Kolbe head shot mvp
Generational differences are interesting to study, and an important part of our continuing education to excel in business, interpersonal relations and society.

It’s imperative for our youth to learn from their predecessors. Best business practices have developed over decades of trial and error, and most still hold true today. Those new to the publishing business, whether in sales, editorial or management, would do well to watch and seek the advice of those who came before them.

Likewise, those of us with years of experience should pay attention to the younger talent in our offices (or working from home). Rather than roll our eyes or feel threatened by new ideas, technology, social norms, etc., we should try to understand how they will help us remain sharp and in touch with today’s employees, decision-makers, new businesses and consumers.

The MFCP MVPs (Most Valuable Professionals) are likely members of Generations “Y” & “Z/Millennials”, and recently tasked the MFCP Board of Directors, mostly “Boomers” and “Gen X”, to read “Eat That Frog!” by Brian Tracy. I’m not much of a reader, but accepted this as an invitation to learn something new. I’m glad I did.

For those who have not heard the phrase “eat the frog”, it refers to eating a live frog the first thing in the morning.  You will then have the satisfaction of knowing that is likely the worst thing that will happen to you all day. Tackle your ugliest, toughest task first, and the rest will be a piece of cake.  Thank you, MVPs, for teaching (reminding) this old dog a valuable trick.

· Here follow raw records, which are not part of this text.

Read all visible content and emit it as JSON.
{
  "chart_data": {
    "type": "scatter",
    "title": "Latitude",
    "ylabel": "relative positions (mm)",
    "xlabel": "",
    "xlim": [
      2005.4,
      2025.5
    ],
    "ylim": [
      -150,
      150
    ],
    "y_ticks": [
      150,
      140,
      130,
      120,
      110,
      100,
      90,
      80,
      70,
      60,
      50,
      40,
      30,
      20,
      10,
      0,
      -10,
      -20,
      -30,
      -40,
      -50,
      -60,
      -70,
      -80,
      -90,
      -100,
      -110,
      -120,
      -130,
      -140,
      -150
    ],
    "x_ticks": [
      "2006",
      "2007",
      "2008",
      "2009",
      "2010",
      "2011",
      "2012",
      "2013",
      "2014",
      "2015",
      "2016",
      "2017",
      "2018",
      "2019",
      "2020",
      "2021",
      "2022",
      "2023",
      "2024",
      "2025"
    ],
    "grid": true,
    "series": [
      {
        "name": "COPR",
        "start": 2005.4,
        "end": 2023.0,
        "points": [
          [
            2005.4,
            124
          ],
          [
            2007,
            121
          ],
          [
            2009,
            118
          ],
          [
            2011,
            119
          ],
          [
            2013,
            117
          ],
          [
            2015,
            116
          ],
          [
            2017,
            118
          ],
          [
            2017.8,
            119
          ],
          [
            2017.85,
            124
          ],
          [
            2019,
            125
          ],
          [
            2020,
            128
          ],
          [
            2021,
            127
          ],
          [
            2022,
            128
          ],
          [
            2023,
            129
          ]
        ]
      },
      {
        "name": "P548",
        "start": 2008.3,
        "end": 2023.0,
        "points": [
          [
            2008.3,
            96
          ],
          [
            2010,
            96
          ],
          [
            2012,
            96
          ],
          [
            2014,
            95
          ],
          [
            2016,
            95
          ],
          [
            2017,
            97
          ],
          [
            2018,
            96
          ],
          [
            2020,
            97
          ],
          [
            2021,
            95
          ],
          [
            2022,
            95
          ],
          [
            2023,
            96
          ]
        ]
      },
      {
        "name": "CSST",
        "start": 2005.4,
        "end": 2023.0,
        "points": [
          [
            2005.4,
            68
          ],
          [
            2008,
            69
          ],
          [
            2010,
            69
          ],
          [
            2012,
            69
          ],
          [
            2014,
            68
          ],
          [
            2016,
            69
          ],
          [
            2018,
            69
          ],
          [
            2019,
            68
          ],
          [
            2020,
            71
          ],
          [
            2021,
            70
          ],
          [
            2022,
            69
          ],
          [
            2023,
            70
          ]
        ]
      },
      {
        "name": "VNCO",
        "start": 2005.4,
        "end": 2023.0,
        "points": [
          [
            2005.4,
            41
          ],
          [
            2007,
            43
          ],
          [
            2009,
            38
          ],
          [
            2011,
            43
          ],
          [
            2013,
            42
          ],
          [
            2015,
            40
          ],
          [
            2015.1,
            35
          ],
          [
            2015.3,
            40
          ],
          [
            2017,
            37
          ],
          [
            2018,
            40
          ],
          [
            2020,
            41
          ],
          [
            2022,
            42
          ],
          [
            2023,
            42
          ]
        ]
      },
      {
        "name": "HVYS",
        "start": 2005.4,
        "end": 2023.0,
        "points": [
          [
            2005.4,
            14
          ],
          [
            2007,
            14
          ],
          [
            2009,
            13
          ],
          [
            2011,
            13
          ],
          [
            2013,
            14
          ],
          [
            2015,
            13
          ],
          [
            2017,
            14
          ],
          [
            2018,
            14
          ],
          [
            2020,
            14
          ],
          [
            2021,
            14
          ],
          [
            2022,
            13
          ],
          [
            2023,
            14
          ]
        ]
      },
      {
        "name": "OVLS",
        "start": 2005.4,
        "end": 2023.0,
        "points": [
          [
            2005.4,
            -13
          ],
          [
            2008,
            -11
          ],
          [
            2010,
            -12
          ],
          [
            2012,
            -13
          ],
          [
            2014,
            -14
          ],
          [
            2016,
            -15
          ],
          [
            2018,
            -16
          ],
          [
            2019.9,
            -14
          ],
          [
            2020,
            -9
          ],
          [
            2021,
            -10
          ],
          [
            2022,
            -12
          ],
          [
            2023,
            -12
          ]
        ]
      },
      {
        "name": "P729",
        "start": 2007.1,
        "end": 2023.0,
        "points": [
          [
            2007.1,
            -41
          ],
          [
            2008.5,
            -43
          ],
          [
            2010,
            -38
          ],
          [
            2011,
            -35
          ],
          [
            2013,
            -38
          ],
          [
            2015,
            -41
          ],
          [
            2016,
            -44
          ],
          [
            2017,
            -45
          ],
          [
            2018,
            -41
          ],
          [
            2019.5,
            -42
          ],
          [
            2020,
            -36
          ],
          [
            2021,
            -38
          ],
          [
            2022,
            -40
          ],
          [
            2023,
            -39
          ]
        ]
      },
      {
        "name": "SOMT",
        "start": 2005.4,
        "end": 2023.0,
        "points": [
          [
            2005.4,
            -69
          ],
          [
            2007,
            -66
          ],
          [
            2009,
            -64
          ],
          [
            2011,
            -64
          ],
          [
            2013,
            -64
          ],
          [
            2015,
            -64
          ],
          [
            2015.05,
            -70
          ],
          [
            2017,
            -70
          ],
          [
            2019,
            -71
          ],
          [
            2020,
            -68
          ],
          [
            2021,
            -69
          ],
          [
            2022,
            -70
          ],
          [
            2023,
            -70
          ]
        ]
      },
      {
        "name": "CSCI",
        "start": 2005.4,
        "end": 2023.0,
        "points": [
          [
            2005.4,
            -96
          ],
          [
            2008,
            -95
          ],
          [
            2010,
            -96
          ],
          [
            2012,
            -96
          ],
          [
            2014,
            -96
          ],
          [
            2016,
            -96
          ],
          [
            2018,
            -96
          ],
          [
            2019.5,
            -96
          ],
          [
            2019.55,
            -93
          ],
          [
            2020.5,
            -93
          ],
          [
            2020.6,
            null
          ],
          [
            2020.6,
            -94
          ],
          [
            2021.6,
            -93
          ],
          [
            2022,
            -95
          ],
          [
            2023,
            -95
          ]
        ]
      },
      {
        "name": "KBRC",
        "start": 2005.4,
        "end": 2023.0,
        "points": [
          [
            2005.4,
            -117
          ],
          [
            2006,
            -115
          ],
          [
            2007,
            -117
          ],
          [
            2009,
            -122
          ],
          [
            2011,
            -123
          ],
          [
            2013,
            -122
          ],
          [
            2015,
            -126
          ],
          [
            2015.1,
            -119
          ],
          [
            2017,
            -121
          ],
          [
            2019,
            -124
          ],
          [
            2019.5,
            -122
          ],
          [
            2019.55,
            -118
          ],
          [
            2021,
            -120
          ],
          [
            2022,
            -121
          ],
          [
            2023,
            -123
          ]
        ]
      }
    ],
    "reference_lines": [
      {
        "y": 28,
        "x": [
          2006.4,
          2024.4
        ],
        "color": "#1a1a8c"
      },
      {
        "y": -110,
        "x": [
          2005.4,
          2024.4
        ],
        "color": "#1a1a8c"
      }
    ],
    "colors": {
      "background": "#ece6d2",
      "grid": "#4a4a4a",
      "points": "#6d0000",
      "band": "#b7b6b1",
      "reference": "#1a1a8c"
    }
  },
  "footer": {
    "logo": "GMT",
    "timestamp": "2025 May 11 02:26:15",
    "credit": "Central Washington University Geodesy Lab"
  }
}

I caught the tail end of the “Boomer” Generation, and have watched the world change through my own children (New Math and the Internet), co-workers (flexible hours and business casual), and now grandchildren (tummy time and custom strollers).

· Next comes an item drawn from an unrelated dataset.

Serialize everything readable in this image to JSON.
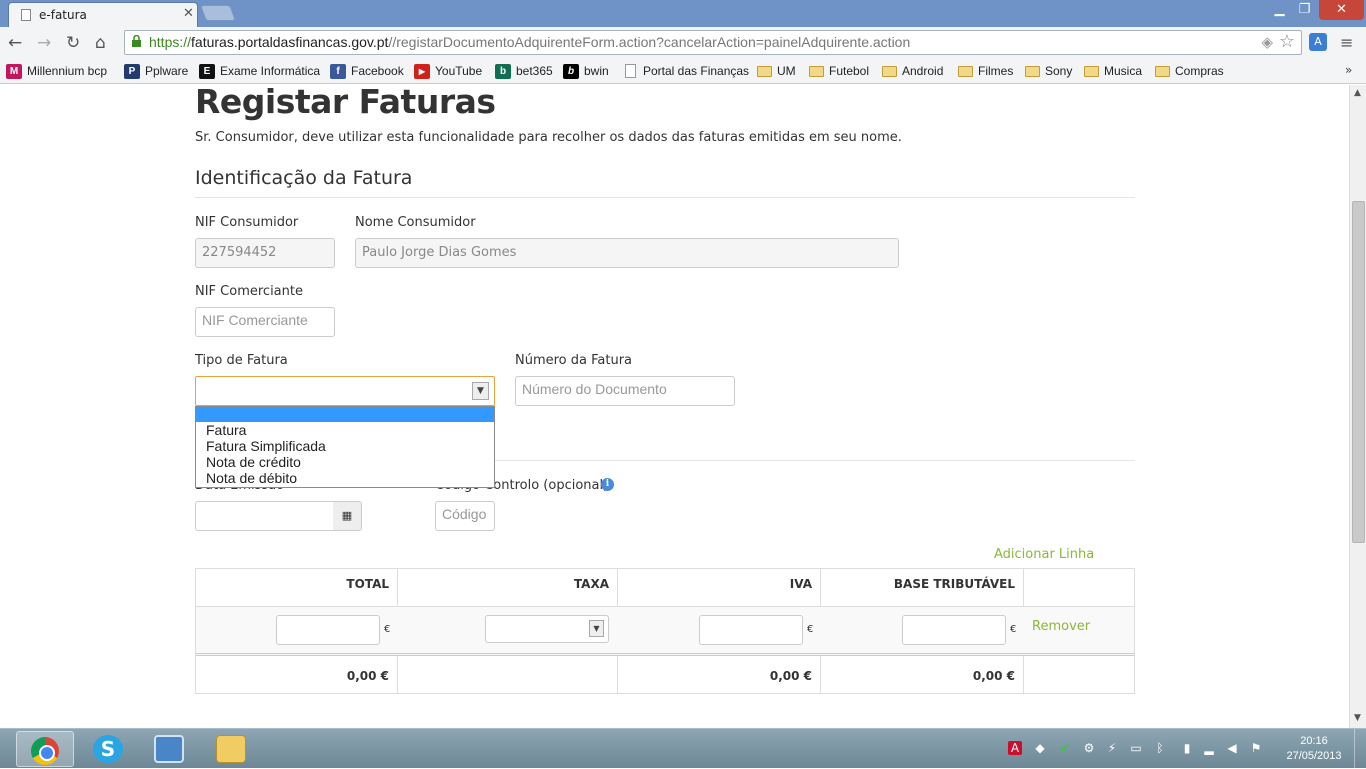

Where do we go from “Gen Z”, I wondered? Well, leave it to the Internet to tell me I almost missed the most recent generation. Please give a warm welcome to “Generation Alpha”, of which my grandchildren are members. These are people born between 2010 and 2024 (told you I almost missed it). By next year, they will be the largest generation the world has ever known, and they will impact brand influence and purchasing power beyond their years. They will shape social media and cultural norms more than any generation before them.

I have attended seminars, webinars and discussions in bars, about the strengths and weaknesses of the current and coming generations. While we don’t always understand those who came before or after us, we should continue to appreciate the differences each generation brings. It’s vital to our ability to communicate and interact with friends, family and business associates every day.